__PROBLEM TO SOLVE__. In the entries below, find each line bearing the string "Android" and copy it.

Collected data
·····

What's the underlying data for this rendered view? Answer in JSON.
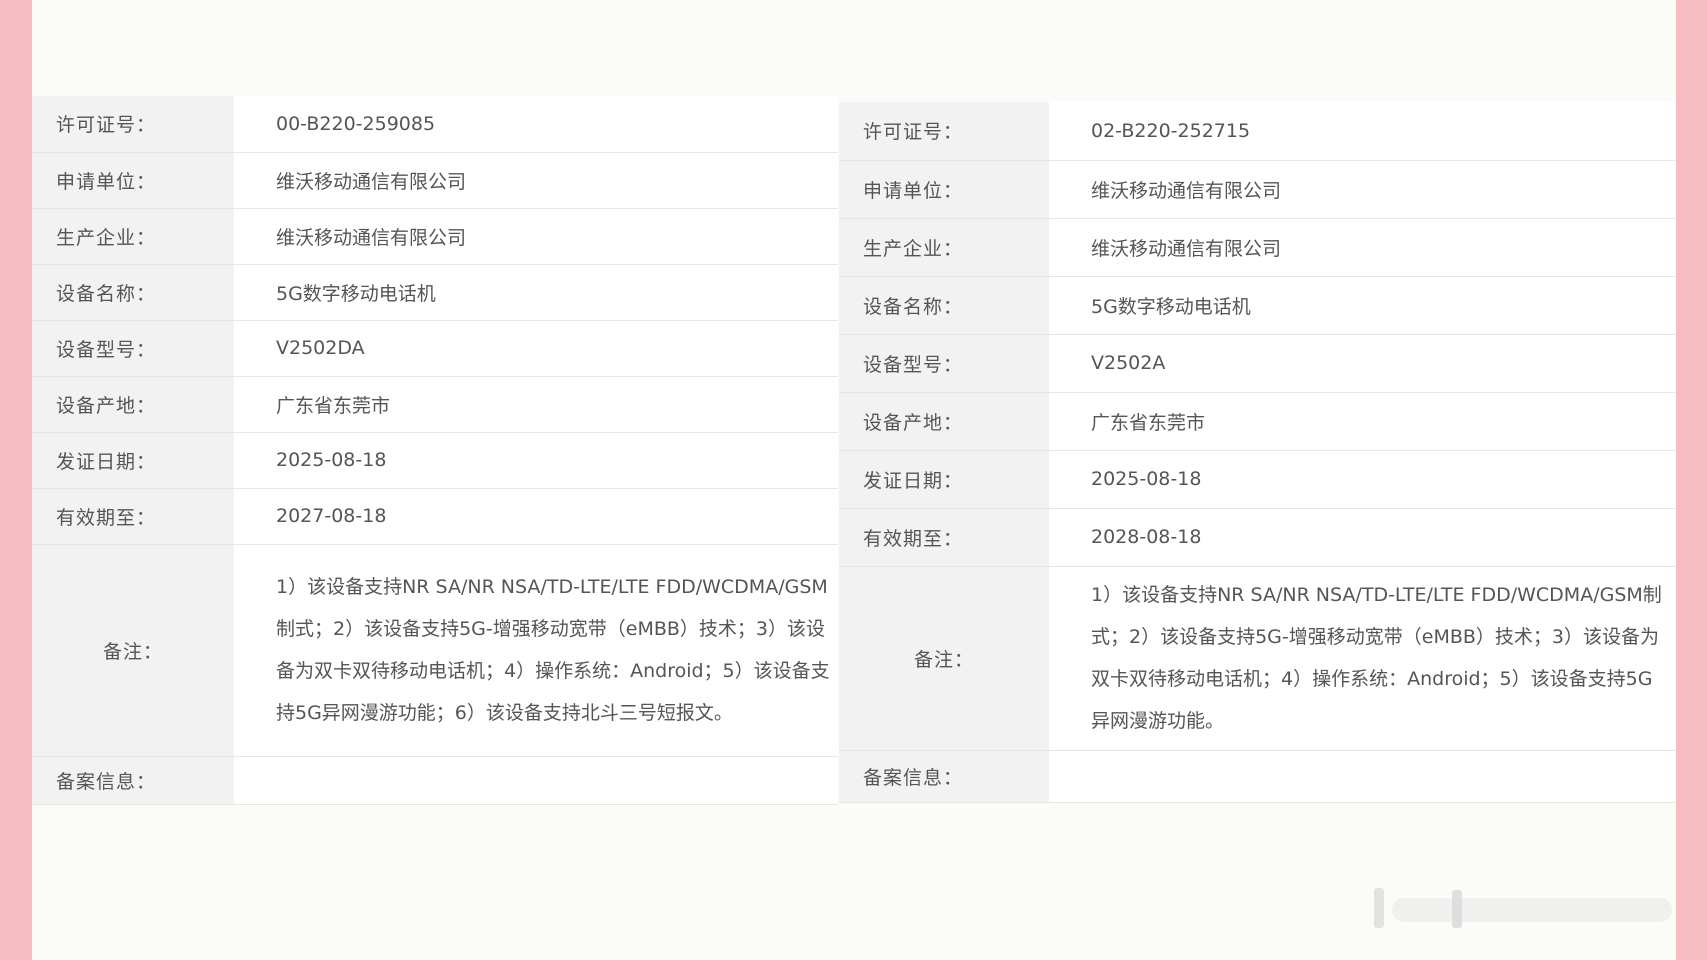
{
  "left": {
    "rows": [
      {
        "label": "许可证号：",
        "value": "00-B220-259085"
      },
      {
        "label": "申请单位：",
        "value": "维沃移动通信有限公司"
      },
      {
        "label": "生产企业：",
        "value": "维沃移动通信有限公司"
      },
      {
        "label": "设备名称：",
        "value": "5G数字移动电话机"
      },
      {
        "label": "设备型号：",
        "value": "V2502DA"
      },
      {
        "label": "设备产地：",
        "value": "广东省东莞市"
      },
      {
        "label": "发证日期：",
        "value": "2025-08-18"
      },
      {
        "label": "有效期至：",
        "value": "2027-08-18"
      }
    ],
    "remark": {
      "label": "备注：",
      "value": "1）该设备支持NR SA/NR NSA/TD-LTE/LTE FDD/WCDMA/GSM制式；2）该设备支持5G-增强移动宽带（eMBB）技术；3）该设备为双卡双待移动电话机；4）操作系统：Android；5）该设备支持5G异网漫游功能；6）该设备支持北斗三号短报文。"
    },
    "filing": {
      "label": "备案信息：",
      "value": ""
    }
  },
  "right": {
    "rows": [
      {
        "label": "许可证号：",
        "value": "02-B220-252715"
      },
      {
        "label": "申请单位：",
        "value": "维沃移动通信有限公司"
      },
      {
        "label": "生产企业：",
        "value": "维沃移动通信有限公司"
      },
      {
        "label": "设备名称：",
        "value": "5G数字移动电话机"
      },
      {
        "label": "设备型号：",
        "value": "V2502A"
      },
      {
        "label": "设备产地：",
        "value": "广东省东莞市"
      },
      {
        "label": "发证日期：",
        "value": "2025-08-18"
      },
      {
        "label": "有效期至：",
        "value": "2028-08-18"
      }
    ],
    "remark": {
      "label": "备注：",
      "value": "1）该设备支持NR SA/NR NSA/TD-LTE/LTE FDD/WCDMA/GSM制式；2）该设备支持5G-增强移动宽带（eMBB）技术；3）该设备为双卡双待移动电话机；4）操作系统：Android；5）该设备支持5G异网漫游功能。"
    },
    "filing": {
      "label": "备案信息：",
      "value": ""
    }
  },
  "colors": {
    "background": "#f6bcc2",
    "page": "#fbfbf8",
    "label_cell": "#f2f2f2",
    "value_cell": "#ffffff",
    "text": "#555555",
    "border": "#e6e6e6"
  }
}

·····

__OUTPUT BELOW__.
      "value": "1）该设备支持NR SA/NR NSA/TD-LTE/LTE FDD/WCDMA/GSM制式；2）该设备支持5G-增强移动宽带（eMBB）技术；3）该设备为双卡双待移动电话机；4）操作系统：Android；5）该设备支持5G异网漫游功能；6）该设备支持北斗三号短报文。"
      "value": "1）该设备支持NR SA/NR NSA/TD-LTE/LTE FDD/WCDMA/GSM制式；2）该设备支持5G-增强移动宽带（eMBB）技术；3）该设备为双卡双待移动电话机；4）操作系统：Android；5）该设备支持5G异网漫游功能。"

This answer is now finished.